• [What to do]:
Using the entries that follow, please report how many lines contain the word "image", with no other words.

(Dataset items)
■ ■ ■
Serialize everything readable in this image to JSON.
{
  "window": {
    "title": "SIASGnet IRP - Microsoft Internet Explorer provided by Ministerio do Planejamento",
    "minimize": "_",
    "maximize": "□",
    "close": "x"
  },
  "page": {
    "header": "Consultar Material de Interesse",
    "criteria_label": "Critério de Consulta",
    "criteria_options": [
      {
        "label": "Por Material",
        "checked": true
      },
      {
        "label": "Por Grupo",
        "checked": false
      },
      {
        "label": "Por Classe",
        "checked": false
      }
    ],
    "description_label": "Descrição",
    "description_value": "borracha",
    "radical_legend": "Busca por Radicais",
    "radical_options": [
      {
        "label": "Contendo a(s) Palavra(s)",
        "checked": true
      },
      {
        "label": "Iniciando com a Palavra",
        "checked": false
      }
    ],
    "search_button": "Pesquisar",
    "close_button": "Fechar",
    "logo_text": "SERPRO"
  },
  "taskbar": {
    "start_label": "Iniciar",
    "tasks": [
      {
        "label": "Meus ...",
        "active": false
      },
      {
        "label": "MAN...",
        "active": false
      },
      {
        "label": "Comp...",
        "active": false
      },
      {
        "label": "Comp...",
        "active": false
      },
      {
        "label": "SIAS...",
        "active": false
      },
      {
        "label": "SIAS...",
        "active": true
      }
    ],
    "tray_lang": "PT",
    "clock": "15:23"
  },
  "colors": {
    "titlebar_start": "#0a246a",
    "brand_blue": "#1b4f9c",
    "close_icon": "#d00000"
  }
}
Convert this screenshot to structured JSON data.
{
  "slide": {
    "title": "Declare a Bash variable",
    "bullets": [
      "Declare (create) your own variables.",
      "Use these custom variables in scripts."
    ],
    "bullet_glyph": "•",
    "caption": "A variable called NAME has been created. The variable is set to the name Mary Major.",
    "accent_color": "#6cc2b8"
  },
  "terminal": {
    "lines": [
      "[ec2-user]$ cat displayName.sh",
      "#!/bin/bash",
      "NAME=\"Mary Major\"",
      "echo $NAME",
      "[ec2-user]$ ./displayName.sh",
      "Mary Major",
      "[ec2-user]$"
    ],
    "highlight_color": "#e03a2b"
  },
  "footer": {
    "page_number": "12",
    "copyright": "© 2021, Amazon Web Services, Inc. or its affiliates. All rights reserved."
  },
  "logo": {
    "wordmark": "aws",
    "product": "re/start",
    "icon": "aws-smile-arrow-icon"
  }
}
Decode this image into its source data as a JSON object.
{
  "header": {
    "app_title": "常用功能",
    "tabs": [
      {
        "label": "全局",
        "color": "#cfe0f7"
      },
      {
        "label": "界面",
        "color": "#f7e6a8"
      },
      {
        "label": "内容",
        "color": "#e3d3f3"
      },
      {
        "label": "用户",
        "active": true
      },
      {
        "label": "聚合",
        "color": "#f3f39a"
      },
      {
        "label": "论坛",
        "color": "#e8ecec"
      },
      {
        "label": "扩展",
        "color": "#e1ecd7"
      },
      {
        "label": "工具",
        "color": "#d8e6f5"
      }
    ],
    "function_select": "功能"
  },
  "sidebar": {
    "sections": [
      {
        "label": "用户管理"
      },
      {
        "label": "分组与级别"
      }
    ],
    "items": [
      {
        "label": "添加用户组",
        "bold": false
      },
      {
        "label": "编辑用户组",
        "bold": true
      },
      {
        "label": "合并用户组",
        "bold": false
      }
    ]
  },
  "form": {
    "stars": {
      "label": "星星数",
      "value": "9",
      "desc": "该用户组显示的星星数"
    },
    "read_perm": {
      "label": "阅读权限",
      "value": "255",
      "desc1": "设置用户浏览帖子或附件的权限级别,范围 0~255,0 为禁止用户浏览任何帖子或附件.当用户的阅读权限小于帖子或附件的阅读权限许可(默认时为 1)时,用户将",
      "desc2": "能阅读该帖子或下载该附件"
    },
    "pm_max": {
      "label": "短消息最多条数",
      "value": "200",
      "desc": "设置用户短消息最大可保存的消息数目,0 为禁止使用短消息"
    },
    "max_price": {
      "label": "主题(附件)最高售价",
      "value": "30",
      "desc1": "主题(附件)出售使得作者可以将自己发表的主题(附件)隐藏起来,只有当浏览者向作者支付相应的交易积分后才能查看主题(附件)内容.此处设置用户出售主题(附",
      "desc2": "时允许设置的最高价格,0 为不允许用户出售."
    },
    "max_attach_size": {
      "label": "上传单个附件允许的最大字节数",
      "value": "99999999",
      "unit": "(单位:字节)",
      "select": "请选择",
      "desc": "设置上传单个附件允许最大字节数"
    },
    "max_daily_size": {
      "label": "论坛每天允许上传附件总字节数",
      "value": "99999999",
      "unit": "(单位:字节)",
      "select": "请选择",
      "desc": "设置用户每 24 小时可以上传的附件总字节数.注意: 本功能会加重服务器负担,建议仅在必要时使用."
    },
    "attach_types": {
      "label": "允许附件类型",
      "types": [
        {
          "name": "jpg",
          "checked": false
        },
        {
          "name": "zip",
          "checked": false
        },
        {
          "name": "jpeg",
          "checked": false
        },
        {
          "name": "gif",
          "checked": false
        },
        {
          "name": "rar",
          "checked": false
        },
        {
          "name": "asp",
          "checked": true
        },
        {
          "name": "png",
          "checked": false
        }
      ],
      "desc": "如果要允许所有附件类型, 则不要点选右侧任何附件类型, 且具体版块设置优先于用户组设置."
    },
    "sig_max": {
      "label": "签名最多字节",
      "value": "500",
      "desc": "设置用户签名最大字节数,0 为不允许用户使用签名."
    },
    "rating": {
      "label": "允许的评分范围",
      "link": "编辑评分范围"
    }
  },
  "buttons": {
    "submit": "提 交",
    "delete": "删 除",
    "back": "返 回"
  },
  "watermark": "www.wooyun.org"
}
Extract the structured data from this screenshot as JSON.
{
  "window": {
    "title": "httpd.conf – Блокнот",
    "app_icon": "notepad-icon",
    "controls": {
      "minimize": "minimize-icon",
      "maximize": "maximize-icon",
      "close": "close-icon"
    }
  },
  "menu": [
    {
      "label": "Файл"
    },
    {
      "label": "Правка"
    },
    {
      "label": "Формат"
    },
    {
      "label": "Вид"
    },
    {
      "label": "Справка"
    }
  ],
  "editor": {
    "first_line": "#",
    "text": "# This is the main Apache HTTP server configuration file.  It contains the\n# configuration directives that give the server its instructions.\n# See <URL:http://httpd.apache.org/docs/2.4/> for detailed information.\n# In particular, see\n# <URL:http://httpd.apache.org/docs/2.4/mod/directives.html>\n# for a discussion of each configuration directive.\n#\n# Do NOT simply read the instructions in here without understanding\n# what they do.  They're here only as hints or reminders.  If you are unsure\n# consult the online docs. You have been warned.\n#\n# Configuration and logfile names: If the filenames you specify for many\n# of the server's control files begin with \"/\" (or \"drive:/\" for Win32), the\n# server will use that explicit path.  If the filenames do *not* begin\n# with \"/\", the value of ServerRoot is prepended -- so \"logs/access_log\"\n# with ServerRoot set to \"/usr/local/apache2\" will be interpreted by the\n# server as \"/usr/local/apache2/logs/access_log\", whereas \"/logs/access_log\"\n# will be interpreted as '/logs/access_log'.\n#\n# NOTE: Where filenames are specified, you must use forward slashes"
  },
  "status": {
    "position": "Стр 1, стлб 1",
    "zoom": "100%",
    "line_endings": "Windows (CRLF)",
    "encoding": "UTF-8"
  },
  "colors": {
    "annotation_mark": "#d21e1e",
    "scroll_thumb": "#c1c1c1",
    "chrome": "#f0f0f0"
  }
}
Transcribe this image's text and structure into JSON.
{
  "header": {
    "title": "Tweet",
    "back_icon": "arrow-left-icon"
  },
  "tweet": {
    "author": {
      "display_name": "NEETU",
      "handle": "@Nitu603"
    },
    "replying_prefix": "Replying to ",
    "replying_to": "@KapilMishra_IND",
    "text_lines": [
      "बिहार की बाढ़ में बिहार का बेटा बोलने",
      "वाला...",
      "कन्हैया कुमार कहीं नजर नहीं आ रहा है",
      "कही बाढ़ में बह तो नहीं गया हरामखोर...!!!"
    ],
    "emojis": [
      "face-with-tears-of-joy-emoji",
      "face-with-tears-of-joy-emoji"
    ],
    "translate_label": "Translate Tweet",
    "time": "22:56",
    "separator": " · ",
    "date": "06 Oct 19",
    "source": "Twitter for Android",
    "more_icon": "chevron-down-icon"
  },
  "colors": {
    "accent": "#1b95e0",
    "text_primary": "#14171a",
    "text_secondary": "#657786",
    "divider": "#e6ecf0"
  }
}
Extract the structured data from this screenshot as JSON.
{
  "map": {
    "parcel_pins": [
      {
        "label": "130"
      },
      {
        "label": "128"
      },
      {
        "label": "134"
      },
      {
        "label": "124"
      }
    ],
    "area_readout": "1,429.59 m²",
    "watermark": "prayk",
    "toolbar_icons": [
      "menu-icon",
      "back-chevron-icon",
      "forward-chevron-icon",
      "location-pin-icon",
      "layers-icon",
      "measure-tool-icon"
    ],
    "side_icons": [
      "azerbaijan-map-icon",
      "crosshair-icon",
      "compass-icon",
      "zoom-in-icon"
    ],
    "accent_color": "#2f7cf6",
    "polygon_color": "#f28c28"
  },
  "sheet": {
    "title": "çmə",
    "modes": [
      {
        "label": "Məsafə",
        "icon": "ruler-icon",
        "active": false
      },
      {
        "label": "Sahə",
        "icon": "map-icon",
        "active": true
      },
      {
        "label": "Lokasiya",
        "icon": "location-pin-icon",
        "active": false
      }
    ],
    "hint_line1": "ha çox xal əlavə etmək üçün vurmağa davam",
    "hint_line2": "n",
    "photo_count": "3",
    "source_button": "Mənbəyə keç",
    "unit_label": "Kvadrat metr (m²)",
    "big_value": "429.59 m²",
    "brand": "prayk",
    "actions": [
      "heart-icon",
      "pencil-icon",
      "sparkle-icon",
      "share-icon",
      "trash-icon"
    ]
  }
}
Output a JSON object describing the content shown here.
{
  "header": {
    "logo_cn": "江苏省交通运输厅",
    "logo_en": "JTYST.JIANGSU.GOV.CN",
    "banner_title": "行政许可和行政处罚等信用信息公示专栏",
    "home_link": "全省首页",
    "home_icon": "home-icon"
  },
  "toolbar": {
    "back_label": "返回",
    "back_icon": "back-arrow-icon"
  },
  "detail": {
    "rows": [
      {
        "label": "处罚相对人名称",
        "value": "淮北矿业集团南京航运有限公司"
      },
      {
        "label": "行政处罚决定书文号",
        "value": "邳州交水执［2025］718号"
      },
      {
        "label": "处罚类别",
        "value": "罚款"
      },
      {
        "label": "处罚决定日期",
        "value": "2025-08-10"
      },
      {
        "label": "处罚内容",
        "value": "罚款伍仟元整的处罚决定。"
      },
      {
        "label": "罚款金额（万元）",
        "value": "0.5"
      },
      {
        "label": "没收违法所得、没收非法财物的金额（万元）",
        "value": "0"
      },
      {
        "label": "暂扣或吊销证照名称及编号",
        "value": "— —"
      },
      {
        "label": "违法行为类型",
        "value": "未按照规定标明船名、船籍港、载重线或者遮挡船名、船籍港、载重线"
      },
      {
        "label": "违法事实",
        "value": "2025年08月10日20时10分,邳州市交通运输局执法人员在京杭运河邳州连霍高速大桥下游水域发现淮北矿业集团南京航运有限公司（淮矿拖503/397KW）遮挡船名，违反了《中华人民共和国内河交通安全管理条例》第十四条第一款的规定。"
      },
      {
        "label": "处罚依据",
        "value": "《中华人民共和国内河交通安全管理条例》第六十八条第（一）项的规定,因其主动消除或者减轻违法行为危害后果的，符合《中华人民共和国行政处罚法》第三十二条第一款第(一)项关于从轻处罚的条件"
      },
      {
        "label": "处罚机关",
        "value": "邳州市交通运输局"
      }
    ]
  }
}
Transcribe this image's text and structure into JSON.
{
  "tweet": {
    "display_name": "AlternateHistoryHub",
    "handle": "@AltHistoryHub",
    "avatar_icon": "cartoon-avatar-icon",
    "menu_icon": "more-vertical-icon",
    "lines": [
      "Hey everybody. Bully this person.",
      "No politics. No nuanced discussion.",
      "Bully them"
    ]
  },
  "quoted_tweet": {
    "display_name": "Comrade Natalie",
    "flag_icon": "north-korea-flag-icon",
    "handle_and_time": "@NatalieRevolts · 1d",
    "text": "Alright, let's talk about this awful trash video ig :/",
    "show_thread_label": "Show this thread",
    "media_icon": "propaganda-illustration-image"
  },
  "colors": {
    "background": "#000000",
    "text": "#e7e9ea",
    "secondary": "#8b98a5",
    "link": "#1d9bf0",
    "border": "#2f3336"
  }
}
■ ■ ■
• [Solution to the problem]:
5